Whether you found it entertaining, frightening, or both at the same time, Jeff Orlowski’s informative documentary, “The Social Dilemma,” certainly made us all stop and think: about social media companies, our data, and our kids. But it also made us think about what we think about. Was buying that new sweater or having that opinion really “my idea” or did an algorithm that gets smarter with every click convince me to think this way? As a media agency that cares deeply about intention, we wanted to take this moment to stop and think as well, about the important issues this film raises and our shared responsibility to ensure the tools that connect us never divide us.
Since marketing is our business, the fact that social media companies are collecting our data and tracking our behavior is not news. As Butler/Till’s Digital Media Supervisor, Christine Falcipieri, explains, “Because of what I know about data collection, I am personally very cautious about how I use platforms and the information I openly give.” But even experts can be taken aback when presented with the sheer scale of these efforts and the very real effects they’re having on our society, especially young people. “It resonated close to home as a parent and the responsibility I have to raise my daughter to be a great person with high self-esteem and an appreciation of real, in-person contact and communication,” said Creative Director, Donna VonDerLinn.
So who bears responsibility for curbing these negative effects? The companies themselves? The government? The users? The documentary argues that this answer is not black and white, but it also makes clear that the status quo is not working, particularly as we approach an election clouded by disinformation. “The major tech companies should have total responsibility to ensure that their platforms are not used to spread misinformation and hate speech,“ says Senior Publisher Direct Specialist, Alex Lindroth. “I think a platform like Facebook should feel a moral obligation to weed out misinformation and hate speech,” Falcipieri adds.
But who gets to define “misinformation” and “hate speech?” Do algorithms have morals? “It’s hard to draw a firm line between one person’s view of freedom and another’s hate speech,” explains Agent Experience Consultant, George Heissenberger. “It’s not something you can write a code to detect.” As several subjects of the film suggest, perhaps some form of universal standards might then be required that only government legislation can provide. “Should tech companies police themselves?” asks Copywriter, Matt Kirsch. “I don’t think any company or group is really capable of policing itself, especially if they’re a for-profit endeavor.”

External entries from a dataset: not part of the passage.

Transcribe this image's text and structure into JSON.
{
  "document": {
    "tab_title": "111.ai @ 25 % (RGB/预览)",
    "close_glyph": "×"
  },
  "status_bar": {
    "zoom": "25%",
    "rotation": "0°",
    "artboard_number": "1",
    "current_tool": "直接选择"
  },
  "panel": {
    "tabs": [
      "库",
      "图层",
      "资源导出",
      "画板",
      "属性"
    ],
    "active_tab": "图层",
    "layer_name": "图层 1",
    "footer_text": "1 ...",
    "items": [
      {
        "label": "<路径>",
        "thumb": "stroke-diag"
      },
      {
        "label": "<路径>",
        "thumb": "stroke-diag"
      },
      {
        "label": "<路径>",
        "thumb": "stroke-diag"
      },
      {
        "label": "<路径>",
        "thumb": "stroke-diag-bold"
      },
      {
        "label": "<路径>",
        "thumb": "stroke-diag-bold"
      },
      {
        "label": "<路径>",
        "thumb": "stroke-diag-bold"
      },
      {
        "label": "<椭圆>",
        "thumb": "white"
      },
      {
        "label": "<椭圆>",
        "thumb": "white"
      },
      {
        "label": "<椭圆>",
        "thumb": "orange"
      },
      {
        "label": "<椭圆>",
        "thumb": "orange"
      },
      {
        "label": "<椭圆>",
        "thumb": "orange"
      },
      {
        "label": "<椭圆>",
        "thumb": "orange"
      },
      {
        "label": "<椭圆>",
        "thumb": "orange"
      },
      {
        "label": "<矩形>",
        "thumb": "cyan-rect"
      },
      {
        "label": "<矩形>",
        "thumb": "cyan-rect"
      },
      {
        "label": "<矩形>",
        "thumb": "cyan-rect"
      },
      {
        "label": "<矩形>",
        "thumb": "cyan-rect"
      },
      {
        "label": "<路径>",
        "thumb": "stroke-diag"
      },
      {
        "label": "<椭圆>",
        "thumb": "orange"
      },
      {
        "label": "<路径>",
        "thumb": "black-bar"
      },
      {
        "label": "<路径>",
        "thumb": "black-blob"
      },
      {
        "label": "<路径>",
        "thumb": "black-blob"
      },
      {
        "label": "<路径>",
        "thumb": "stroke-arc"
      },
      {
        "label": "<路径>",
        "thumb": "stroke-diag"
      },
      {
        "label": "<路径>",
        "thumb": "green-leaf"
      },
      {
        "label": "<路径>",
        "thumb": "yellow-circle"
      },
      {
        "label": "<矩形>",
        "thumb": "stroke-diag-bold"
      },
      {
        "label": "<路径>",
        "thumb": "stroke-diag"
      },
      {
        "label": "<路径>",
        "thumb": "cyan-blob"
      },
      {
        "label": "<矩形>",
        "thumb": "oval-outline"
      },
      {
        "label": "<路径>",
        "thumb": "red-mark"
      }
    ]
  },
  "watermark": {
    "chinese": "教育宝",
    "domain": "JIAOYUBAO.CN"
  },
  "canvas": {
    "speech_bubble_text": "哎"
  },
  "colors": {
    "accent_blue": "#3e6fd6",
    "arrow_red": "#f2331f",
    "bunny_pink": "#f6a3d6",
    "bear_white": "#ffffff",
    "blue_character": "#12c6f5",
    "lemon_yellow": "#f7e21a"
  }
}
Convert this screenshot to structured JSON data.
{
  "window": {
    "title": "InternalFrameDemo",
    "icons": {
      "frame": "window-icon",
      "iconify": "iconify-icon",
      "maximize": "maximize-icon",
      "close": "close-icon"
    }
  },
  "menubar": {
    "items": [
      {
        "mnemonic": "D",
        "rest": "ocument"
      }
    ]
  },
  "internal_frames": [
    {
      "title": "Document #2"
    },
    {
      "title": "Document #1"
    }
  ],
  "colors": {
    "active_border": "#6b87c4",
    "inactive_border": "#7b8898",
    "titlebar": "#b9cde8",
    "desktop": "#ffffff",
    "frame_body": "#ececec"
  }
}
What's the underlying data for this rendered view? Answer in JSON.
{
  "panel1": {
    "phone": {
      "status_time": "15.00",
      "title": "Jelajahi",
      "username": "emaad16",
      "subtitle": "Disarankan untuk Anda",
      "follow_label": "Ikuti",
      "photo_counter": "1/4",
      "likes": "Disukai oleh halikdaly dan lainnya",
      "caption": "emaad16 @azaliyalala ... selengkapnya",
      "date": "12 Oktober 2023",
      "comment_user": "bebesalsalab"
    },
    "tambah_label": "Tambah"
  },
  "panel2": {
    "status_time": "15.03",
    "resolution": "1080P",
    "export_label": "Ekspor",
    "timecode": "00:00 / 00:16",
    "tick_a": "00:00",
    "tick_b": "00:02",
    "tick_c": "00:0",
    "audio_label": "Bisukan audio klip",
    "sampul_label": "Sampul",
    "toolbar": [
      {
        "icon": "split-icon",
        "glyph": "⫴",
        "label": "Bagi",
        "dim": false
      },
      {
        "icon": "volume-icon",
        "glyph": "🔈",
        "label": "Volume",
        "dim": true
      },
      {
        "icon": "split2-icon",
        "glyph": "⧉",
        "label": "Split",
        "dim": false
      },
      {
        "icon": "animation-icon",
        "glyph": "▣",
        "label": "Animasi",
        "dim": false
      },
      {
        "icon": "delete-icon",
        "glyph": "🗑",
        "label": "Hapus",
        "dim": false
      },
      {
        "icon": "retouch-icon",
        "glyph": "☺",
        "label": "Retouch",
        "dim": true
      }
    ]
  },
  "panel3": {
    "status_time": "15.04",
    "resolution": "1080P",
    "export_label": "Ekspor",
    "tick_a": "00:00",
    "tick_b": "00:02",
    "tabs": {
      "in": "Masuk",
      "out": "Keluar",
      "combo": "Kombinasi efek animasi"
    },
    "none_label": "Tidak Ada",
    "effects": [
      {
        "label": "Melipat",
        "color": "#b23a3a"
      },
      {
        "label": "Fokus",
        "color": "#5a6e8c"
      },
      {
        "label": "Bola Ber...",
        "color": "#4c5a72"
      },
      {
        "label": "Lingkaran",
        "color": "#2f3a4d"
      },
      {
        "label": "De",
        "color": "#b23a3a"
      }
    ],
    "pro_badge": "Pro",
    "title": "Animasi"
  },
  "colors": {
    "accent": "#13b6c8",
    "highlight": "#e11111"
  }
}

And speaking of intention, where do the users themselves fit into this data loop? Are we trading away some of our information in order to take advantage of the convenience these tools afford us? “Our data is the exchange we pay to utilize the service they are providing,” says Integrated Planner, Lauren Morgan. “I would love to know if there were paid versions of Facebook and Google without advertising or data collection, how many people would participate and at what cost would they be willing to pay for that.” As these platforms become further entrenched in our lives, this “exchange” becomes more and more unconscious. “While watching the film I checked my Instagram, Facebook, and TikTok at least ten times. Even hearing the word ‘Instagram’ triggered me to check my feed and refresh,” Morgan adds.
In the end, the “Social Dilemma” left us with a lot of questions and not a lot of immediate solutions. Perhaps its goal was not to solve this complicated problem, but instead to remind us of our own humanity. Self-awareness is a distinctly human trait and it’s not something we should give up lightly. “I think these bigger tech companies need to start making us feel like we are humans vs. data points to make money,” Agent Experience Consultant, Sarah Corey explains. This is an important lesson that extends to every piece of work we do here at Butler/Till. The data, the spreadsheets, the algorithms, that’s not the work. The human connections these tools help build, that’s the work, and that’s what we value as an agency.